By Kelly Dearmore
By Jim Schutze
By Rachel Watts
By Lauren Drewes Daniels
By Anna Merlan
By Lee Escobedo
By Alice Laussade
It is Midsummer Eve in Finland. The chill air is ringing with the music of Bad Religion, and I am standing on a lovely hillside some 250 miles south of the Arctic Circle, surrounded by thousands of Finnish kids in alcoholic stupors.
Today--eighteen years, six months, and seven days after they busted up on a rainy night in San Francisco--the Sex Pistols are about to take the stage on the first stop of their "Filthy Lucre Tour." The Funpark, a densely wooded lakeside snowboarding park, is the site of the three-day Messila Festival, featuring Moby, the Shamen, the Prodigy, Sepultura, and--back from the dead!--the Sex Pistols, playing for about 20,000 young people who have traveled from Finland, Norway, and nearby Russia.
"It is a terrible day," a nice woman named Raija says on the train heading north from Helsinki. "It is as if they compete to see who can be the most sickening."
She could easily be talking about the fact that the Pistols--along with such '70s acts as Kiss, Kansas, Deep Purple, and the Who--are about to reunite and hit the road again, looking for the wallets and coke vials they lost in your couch on their last go 'round. Actually, she is referring to the traditional drinking binge that marks Midsummer Eve here.
Johannussaattu, as it is called, is Finland's national drinking holiday, and its effects are already apparent in the glazed eyes and fucked-up faces throughout the train. At the Lahti station, special coaches have been arranged to take people from the train to the festival; travelers board the bus carrying extra-large green trash bags full of their belongings: socks, a bedroll, and an huge stock of beer bottles. Every time the bus halts, there is an enormous clatter of glass on glass.
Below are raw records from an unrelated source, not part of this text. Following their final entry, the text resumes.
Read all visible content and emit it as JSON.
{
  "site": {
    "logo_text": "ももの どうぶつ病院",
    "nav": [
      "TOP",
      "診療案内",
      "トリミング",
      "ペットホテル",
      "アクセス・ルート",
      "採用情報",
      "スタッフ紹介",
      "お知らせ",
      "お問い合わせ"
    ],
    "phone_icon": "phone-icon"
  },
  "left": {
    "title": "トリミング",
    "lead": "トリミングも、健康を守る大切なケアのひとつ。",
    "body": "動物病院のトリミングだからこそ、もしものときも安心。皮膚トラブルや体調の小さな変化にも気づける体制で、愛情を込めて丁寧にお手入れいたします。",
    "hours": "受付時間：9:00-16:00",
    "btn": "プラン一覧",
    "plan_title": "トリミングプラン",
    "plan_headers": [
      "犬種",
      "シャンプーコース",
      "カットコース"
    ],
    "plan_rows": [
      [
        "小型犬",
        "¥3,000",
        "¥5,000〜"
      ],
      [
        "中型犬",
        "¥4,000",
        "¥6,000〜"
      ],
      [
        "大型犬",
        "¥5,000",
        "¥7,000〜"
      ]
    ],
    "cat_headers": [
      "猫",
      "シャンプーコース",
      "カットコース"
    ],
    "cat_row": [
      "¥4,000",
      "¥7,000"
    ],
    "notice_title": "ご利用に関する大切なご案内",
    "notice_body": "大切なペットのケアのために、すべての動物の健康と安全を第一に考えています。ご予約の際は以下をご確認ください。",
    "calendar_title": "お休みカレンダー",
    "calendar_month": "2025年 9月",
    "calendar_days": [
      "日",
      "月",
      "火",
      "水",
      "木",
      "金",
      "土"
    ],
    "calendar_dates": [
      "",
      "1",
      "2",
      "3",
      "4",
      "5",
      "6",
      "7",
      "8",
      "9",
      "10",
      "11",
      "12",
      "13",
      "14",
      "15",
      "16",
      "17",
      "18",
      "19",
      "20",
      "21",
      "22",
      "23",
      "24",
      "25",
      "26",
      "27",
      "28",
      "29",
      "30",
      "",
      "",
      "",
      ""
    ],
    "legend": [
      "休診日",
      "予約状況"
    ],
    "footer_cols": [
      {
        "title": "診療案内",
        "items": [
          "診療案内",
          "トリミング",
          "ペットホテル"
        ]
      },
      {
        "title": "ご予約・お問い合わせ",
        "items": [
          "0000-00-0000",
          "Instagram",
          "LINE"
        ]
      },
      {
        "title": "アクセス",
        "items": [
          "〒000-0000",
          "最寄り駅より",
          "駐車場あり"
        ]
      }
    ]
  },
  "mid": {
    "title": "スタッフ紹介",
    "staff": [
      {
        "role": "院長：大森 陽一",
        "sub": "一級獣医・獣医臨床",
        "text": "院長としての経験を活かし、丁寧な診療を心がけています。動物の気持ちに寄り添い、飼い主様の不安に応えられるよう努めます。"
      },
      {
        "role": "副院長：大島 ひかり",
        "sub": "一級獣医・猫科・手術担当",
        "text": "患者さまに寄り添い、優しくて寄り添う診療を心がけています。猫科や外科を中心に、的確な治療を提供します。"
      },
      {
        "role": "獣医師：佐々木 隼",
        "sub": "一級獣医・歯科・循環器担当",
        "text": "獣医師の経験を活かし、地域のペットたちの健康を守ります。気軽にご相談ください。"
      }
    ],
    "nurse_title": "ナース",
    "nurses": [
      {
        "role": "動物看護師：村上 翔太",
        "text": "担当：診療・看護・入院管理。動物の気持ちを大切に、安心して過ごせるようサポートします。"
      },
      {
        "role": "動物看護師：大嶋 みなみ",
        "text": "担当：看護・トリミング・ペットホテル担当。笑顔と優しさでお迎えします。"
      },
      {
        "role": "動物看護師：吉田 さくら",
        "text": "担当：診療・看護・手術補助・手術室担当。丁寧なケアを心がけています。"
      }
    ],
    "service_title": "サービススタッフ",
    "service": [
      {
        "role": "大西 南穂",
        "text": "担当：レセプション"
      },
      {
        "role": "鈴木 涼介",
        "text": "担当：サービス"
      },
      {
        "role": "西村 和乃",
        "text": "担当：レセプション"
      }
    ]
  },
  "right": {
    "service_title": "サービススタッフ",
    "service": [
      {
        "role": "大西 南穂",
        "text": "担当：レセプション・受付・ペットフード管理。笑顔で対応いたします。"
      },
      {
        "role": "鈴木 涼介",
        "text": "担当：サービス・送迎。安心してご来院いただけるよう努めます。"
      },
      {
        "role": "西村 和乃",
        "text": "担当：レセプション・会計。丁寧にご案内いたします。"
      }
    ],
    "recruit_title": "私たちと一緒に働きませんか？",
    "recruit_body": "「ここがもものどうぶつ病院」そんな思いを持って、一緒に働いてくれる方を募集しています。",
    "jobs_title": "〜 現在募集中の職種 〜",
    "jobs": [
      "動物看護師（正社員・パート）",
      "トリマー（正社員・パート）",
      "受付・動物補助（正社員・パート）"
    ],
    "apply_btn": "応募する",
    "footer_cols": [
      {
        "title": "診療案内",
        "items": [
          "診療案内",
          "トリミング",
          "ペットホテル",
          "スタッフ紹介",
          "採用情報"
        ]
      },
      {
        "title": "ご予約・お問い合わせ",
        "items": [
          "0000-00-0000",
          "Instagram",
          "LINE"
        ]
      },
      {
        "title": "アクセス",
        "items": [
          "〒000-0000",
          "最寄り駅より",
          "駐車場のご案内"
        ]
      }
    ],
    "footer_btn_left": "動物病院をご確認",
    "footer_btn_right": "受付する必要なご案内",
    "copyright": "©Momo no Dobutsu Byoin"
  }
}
Approaching the park, however, the place feels deserted, the result of the European tradition that finds kids camping and gathering peacefully all over the continent at a series of summer rock festivals like these. For some reason, Finland is a mecca for such expositions. A heavy-metal festival is being held this same weekend somewhere up near Lapland, featuring Iron Maiden and a re-formed version of Deep Purple. (Sepultura is heading up there to play as soon as the band finishes opening for the Pistols at Messila--oh, the irony.)
Messila is particularly notorious because it takes place on Johannusaattu. Drawing some of its audience from northern Russia and Estonia--countries that rival Finland in the scope of their insobriety--the festival is downright bizarre. Here there is no traffic, no pushing, no filing through gates like cattle, only a long hike up dirt paths lined with used condoms, pools of vomit, comatose kids resting by the side of the road, and hundreds of plastic tents. Temporary beer halls abound, each one bearing the name of a U.S. town: Memphis, El Paso, Nashville. The whole place is reeling, hilarious, and night will never, ever fall: When 10 p.m. rolls around, it looks like 4 in the afternoon, and it is not going to get much darker.
At that moment, I thank the Lord for Sepultura, the kindly Brazilian death-metal group that left a backstage pass at my hotel in Helsinki. The Sex Pistols had refused me access; Sepultura was delighted to oblige. Some might think that death-metal bands like Sepultura and a punk act like the Pistols are a bizarre coupling, but the Seps' Max Cavalera is, in fact, a big Pistols fan. Roots even contains a song called "Cut Throat" that is modeled after the Pistols' "E.M.I.," containing a chorus of, "Enslavement/Pathetic/Ignor-ant/Corporations."
"I got the Sex Pistols' record [Never Mind the Bollocks] when I was 13 or 14, and it was one of the only punk albums you could get in Brazil because it was released on a major label," Cavalera says from backstage. "The funny thing about us was we were little metal kids. We listened to Motsrhead, GBH, Discharge. My friends were all, 'Oh, that's stupid punk stuff with stupid hair,' but I hadn't seen pictures of them--there isn't one on the album--and I thought it was fucking great. I didn't understand English then, but I loved the music, the attitude. So while people in Europe and America thought of the Pistols as this punk thing, to me they were like the logical next step after Iron Maiden, who were all played out."
Cavalera says he saw Johnny Rotten at the Helsinki Airport. They nodded pleasantly to one another, but Cavalera is not going to get a chance to talk to Rotten here since Sepultura has to take off for the Lapland meltalfest before Bad Religion's set even finishes.
As it turns out, Cavalera would not have had a chance to talk to Rotten anyway:The Pistols' arrival precipitates a sudden security lockdown. When the band's bus rolls up--a mere half hour before the Pistols' scheduled performance--a raft of security guards starts pushing everyone away from the driveway. No one is allowed to see the Pistols up close and personal:The band is whisked from bus to trailer to stage in total seclusion. Clearing the path, one guard manhandles Bad Religion's Greg Graffin, shoving him out of the way as if he was some grubby autograph-seeker.